Number of lines below with the word "needed": give it and nothing more.

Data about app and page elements
------------------------------------------------

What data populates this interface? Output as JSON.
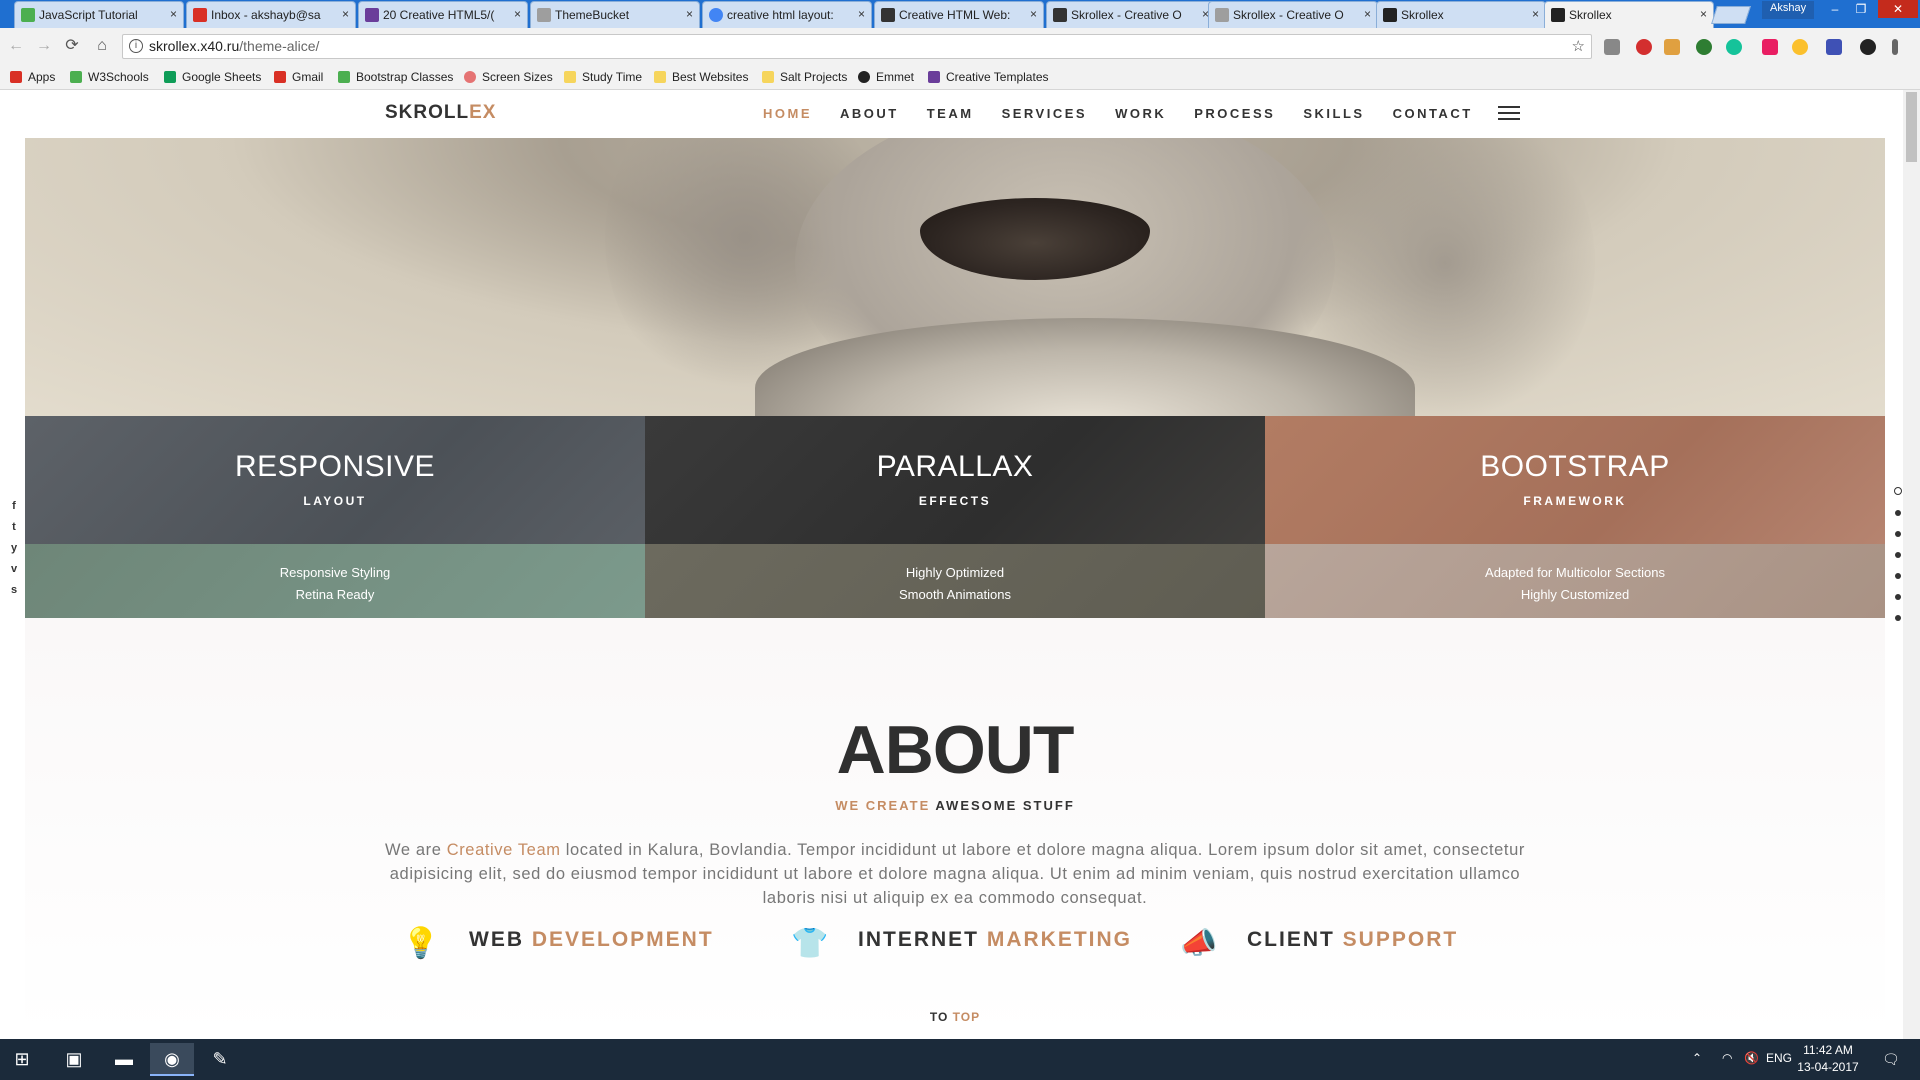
{
  "browser": {
    "tabs": [
      {
        "title": "JavaScript Tutorial",
        "color": "#4caf50"
      },
      {
        "title": "Inbox - akshayb@sa",
        "color": "#d93025"
      },
      {
        "title": "20 Creative HTML5/(",
        "color": "#6a3d9a"
      },
      {
        "title": "ThemeBucket",
        "color": "#9e9e9e"
      },
      {
        "title": "creative html layout:",
        "color": "#4285f4"
      },
      {
        "title": "Creative HTML Web:",
        "color": "#333333"
      },
      {
        "title": "Skrollex - Creative O",
        "color": "#333333"
      },
      {
        "title": "Skrollex - Creative O",
        "color": "#9e9e9e"
      },
      {
        "title": "Skrollex",
        "color": "#222222"
      },
      {
        "title": "Skrollex",
        "color": "#222222"
      }
    ],
    "close_glyph": "×",
    "user_name": "Akshay",
    "window_controls": [
      "‒",
      "❐",
      "✕"
    ],
    "url_host": "skrollex.x40.ru",
    "url_path": "/theme-alice/",
    "nav_icons": [
      "←",
      "→",
      "⟳",
      "⌂"
    ],
    "star_icon": "☆",
    "bookmarks": [
      {
        "label": "Apps",
        "color": "#d93025"
      },
      {
        "label": "W3Schools",
        "color": "#4caf50"
      },
      {
        "label": "Google Sheets",
        "color": "#0f9d58"
      },
      {
        "label": "Gmail",
        "color": "#d93025"
      },
      {
        "label": "Bootstrap Classes",
        "color": "#4caf50"
      },
      {
        "label": "Screen Sizes",
        "color": "#e57373"
      },
      {
        "label": "Study Time",
        "color": "#f6d55c"
      },
      {
        "label": "Best Websites",
        "color": "#f6d55c"
      },
      {
        "label": "Salt Projects",
        "color": "#f6d55c"
      },
      {
        "label": "Emmet",
        "color": "#222222"
      },
      {
        "label": "Creative Templates",
        "color": "#6a3d9a"
      }
    ]
  },
  "site": {
    "logo_main": "SKROLL",
    "logo_accent": "EX",
    "menu": [
      "HOME",
      "ABOUT",
      "TEAM",
      "SERVICES",
      "WORK",
      "PROCESS",
      "SKILLS",
      "CONTACT"
    ],
    "active_menu": "HOME",
    "features": [
      {
        "title": "RESPONSIVE",
        "subtitle": "LAYOUT",
        "line1": "Responsive Styling",
        "line2": "Retina Ready"
      },
      {
        "title": "PARALLAX",
        "subtitle": "EFFECTS",
        "line1": "Highly Optimized",
        "line2": "Smooth Animations"
      },
      {
        "title": "BOOTSTRAP",
        "subtitle": "FRAMEWORK",
        "line1": "Adapted for Multicolor Sections",
        "line2": "Highly Customized"
      }
    ],
    "about": {
      "heading": "ABOUT",
      "sub_accent": "WE CREATE",
      "sub_rest": " AWESOME STUFF",
      "body_pre": "We are ",
      "body_accent": "Creative Team",
      "body_rest": " located in Kalura, Bovlandia. Tempor incididunt ut labore et dolore magna aliqua. Lorem ipsum dolor sit amet, consectetur adipisicing elit, sed do eiusmod tempor incididunt ut labore et dolore magna aliqua. Ut enim ad minim veniam, quis nostrud exercitation ullamco laboris nisi ut aliquip ex ea commodo consequat."
    },
    "services": [
      {
        "icon": "lightbulb-icon",
        "glyph": "💡",
        "word1": "WEB ",
        "word2": "DEVELOPMENT"
      },
      {
        "icon": "tshirt-icon",
        "glyph": "👕",
        "word1": "INTERNET ",
        "word2": "MARKETING"
      },
      {
        "icon": "megaphone-icon",
        "glyph": "📣",
        "word1": "CLIENT ",
        "word2": "SUPPORT"
      }
    ],
    "to_top_a": "TO ",
    "to_top_b": "TOP",
    "social": [
      "f",
      "t",
      "y",
      "v",
      "s"
    ],
    "accent_color": "#c58c63"
  },
  "taskbar": {
    "lang": "ENG",
    "time": "11:42 AM",
    "date": "13-04-2017"
  }
}
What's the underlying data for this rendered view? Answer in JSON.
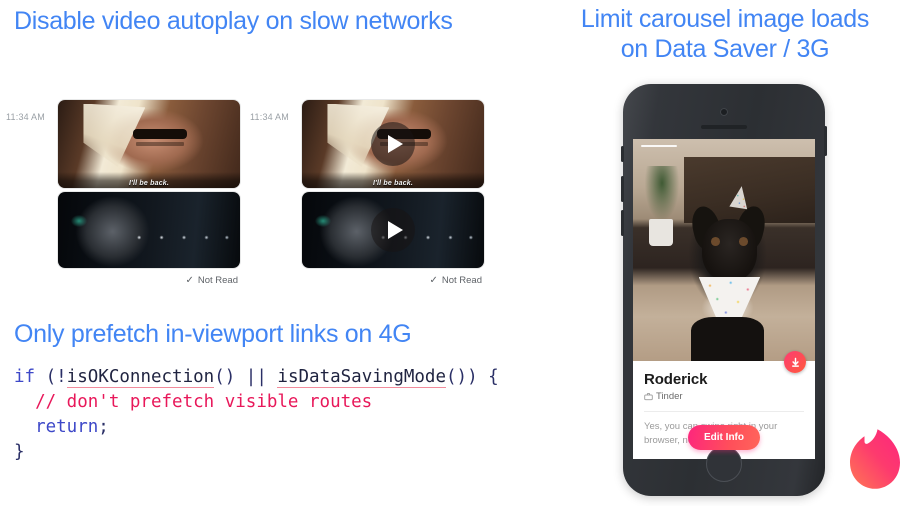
{
  "slides": {
    "left_title": "Disable video autoplay on slow networks",
    "code_title": "Only prefetch in-viewport links on 4G",
    "right_title_line1": "Limit carousel image loads",
    "right_title_line2": "on Data Saver / 3G",
    "accent_color": "#4285F4"
  },
  "chat": {
    "left": {
      "time": "11:34 AM",
      "caption": "I'll be back.",
      "status": "Not Read",
      "status_icon": "check-icon",
      "autoplay": true
    },
    "right": {
      "time": "11:34 AM",
      "caption": "I'll be back.",
      "status": "Not Read",
      "status_icon": "check-icon",
      "autoplay": false,
      "play_icon": "play-icon"
    }
  },
  "code": {
    "lines": [
      {
        "tokens": [
          {
            "text": "if",
            "type": "kw"
          },
          {
            "text": " (!",
            "type": "punc"
          },
          {
            "text": "isOKConnection",
            "type": "ident"
          },
          {
            "text": "() || ",
            "type": "punc"
          },
          {
            "text": "isDataSavingMode",
            "type": "ident"
          },
          {
            "text": "()) {",
            "type": "punc"
          }
        ]
      },
      {
        "tokens": [
          {
            "text": "  // don't prefetch visible routes",
            "type": "cmt"
          }
        ]
      },
      {
        "tokens": [
          {
            "text": "  ",
            "type": "punc"
          },
          {
            "text": "return",
            "type": "kw"
          },
          {
            "text": ";",
            "type": "punc"
          }
        ]
      },
      {
        "tokens": [
          {
            "text": "}",
            "type": "punc"
          }
        ]
      }
    ],
    "colors": {
      "keyword": "#3d48c8",
      "identifier": "#1f2340",
      "comment": "#e8185a",
      "underline": "#f28b9b"
    }
  },
  "phone": {
    "device": "iphone-se-space-gray",
    "card": {
      "name": "Roderick",
      "subtitle": "Tinder",
      "subtitle_icon": "briefcase-icon",
      "bio": "Yes, you can swipe right in your browser, no app needed.",
      "bio_line1": "Yes, you can swipe right in your",
      "bio_line2": "browser, no app needed.",
      "edit_button": "Edit Info",
      "download_badge_icon": "download-arrow-icon",
      "photo_alt": "french-bulldog-with-party-hat-and-bandana"
    },
    "brand": {
      "logo_icon": "tinder-flame-icon",
      "gradient_from": "#fd267d",
      "gradient_to": "#ff7854"
    }
  }
}
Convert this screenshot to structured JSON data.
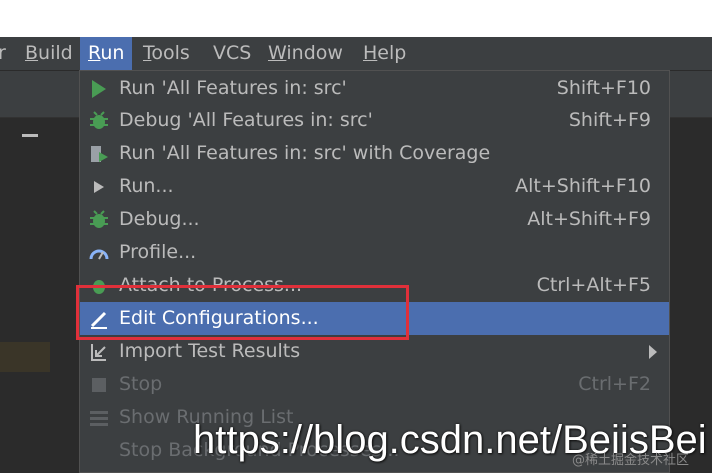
{
  "menubar": {
    "items": [
      {
        "label": "Build",
        "underline": "B",
        "rest": "uild"
      },
      {
        "label": "Run",
        "underline": "R",
        "rest": "un"
      },
      {
        "label": "Tools",
        "underline": "T",
        "rest": "ools"
      },
      {
        "label": "VCS",
        "underline": "",
        "rest": "VCS"
      },
      {
        "label": "Window",
        "underline": "W",
        "rest": "indow"
      },
      {
        "label": "Help",
        "underline": "H",
        "rest": "elp"
      }
    ]
  },
  "run_menu": {
    "items": [
      {
        "label": "Run 'All Features in: src'",
        "shortcut": "Shift+F10",
        "icon": "run-icon",
        "state": "enabled"
      },
      {
        "label": "Debug 'All Features in: src'",
        "shortcut": "Shift+F9",
        "icon": "debug-icon",
        "state": "enabled"
      },
      {
        "label": "Run 'All Features in: src' with Coverage",
        "shortcut": "",
        "icon": "coverage-icon",
        "state": "enabled"
      },
      {
        "label": "Run...",
        "shortcut": "Alt+Shift+F10",
        "icon": "run-small-icon",
        "state": "enabled"
      },
      {
        "label": "Debug...",
        "shortcut": "Alt+Shift+F9",
        "icon": "debug-icon",
        "state": "enabled"
      },
      {
        "label": "Profile...",
        "shortcut": "",
        "icon": "profile-icon",
        "state": "enabled"
      },
      {
        "label": "Attach to Process...",
        "shortcut": "Ctrl+Alt+F5",
        "icon": "attach-icon",
        "state": "enabled"
      },
      {
        "label": "Edit Configurations...",
        "shortcut": "",
        "icon": "edit-icon",
        "state": "selected"
      },
      {
        "label": "Import Test Results",
        "shortcut": "",
        "icon": "import-icon",
        "state": "submenu"
      },
      {
        "label": "Stop",
        "shortcut": "Ctrl+F2",
        "icon": "stop-icon",
        "state": "disabled"
      },
      {
        "label": "Show Running List",
        "shortcut": "",
        "icon": "list-icon",
        "state": "disabled"
      },
      {
        "label": "Stop Background Processes...",
        "shortcut": "",
        "icon": "",
        "state": "disabled"
      }
    ]
  },
  "watermark": {
    "url": "https://blog.csdn.net/BeiisBei",
    "sub": "@稀土掘金技术社区"
  },
  "colors": {
    "menubar_bg": "#3c3f41",
    "selection": "#4b6eaf",
    "highlight_box": "#e0303a",
    "run_green": "#499c54"
  }
}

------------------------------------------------

Response area: 2